Cebit: Automated stress testing for Web 2.0 applications helps developers find programming errors
27.02.2012 | Universität des Saarlandes
Cebit 2012: The wireless bicycle brake, a prototype on an exciting mission
24.02.2012 | Universität des Saarlandes
Since their experimental discovery, magnetic skyrmions - tiny magnetic knots - have moved into the focus of research. Scientists from Hamburg and Kiel have now been able to show that individual magnetic skyrmions with a diameter of only a few nanometres can be stabilised in magnetic metal films even without an external magnetic field. They report on their discovery in the journal Nature Communications.
The existence of magnetic skyrmions as particle-like objects was predicted 30 years ago by theoretical physicists, but could only be proven experimentally in...
Theoretical physicists at Trinity College Dublin are among an international collaboration that has built the world's smallest engine - which, as a single calcium ion, is approximately ten billion times smaller than a car engine.
Work performed by Professor John Goold's QuSys group in Trinity's School of Physics describes the science behind this tiny motor.
Together with the University of Innsbruck, the ETH Zurich and Interactive Fully Electrical Vehicles SRL, Infineon Austria is researching specific questions on the commercial use of quantum computers. With new innovations in design and manufacturing, the partners from universities and industry want to develop affordable components for quantum computers.
Ion traps have proven to be a very successful technology for the control and manipulation of quantum particles. Today, they form the heart of the first...
Experimental progress towards engineering quantized gauge fields coupled to ultracold matter promises a versatile platform to tackle problems ranging from condensed-matter to high-energy physics
The interaction between fields and matter is a recurring theme throughout physics. Classical cases such as the trajectories of one celestial body moving in the...

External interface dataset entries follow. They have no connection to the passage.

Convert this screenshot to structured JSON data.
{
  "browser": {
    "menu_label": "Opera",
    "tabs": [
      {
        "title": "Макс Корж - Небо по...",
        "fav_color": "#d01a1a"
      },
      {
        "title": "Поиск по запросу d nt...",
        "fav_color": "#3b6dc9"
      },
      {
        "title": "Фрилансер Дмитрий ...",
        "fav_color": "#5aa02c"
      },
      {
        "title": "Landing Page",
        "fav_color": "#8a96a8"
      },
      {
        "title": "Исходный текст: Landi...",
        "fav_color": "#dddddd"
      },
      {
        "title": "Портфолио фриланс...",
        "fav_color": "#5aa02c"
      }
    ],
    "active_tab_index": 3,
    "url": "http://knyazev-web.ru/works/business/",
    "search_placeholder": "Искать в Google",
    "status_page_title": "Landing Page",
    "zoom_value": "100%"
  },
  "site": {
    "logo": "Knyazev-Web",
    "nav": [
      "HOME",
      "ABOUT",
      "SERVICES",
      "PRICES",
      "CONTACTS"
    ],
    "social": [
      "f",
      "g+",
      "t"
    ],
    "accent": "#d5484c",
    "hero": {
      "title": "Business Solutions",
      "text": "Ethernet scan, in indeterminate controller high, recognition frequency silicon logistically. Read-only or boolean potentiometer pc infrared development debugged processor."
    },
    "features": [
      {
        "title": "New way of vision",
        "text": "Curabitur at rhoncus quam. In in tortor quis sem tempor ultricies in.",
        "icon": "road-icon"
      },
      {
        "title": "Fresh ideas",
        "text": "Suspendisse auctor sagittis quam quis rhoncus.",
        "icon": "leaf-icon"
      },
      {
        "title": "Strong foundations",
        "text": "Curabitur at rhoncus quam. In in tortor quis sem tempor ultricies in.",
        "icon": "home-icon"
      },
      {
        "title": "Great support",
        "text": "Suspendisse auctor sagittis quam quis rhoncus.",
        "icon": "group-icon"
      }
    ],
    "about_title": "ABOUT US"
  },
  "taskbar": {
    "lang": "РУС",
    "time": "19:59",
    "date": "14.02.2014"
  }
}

Soft robots have a distinct advantage over their rigid forebears: they can adapt to complex environments, handle fragile objects and interact safely with humans. Made from silicone, rubber or other stretchable polymers, they are ideal for use in rehabilitation exoskeletons and robotic clothing. Soft bio-inspired robots could one day be deployed to explore remote or dangerous environments.
Most soft robots are actuated by rigid, noisy pumps that push fluids into the machines' moving parts. Because they are connected to these bulky pumps by tubes,...
22.08.2019 | Veranstaltungen
22.08.2019 | Veranstaltungen
21.08.2019 | Veranstaltungen
23.08.2019 | Informationstechnologie
23.08.2019 | Physik Astronomie
23.08.2019 | Maschinenbau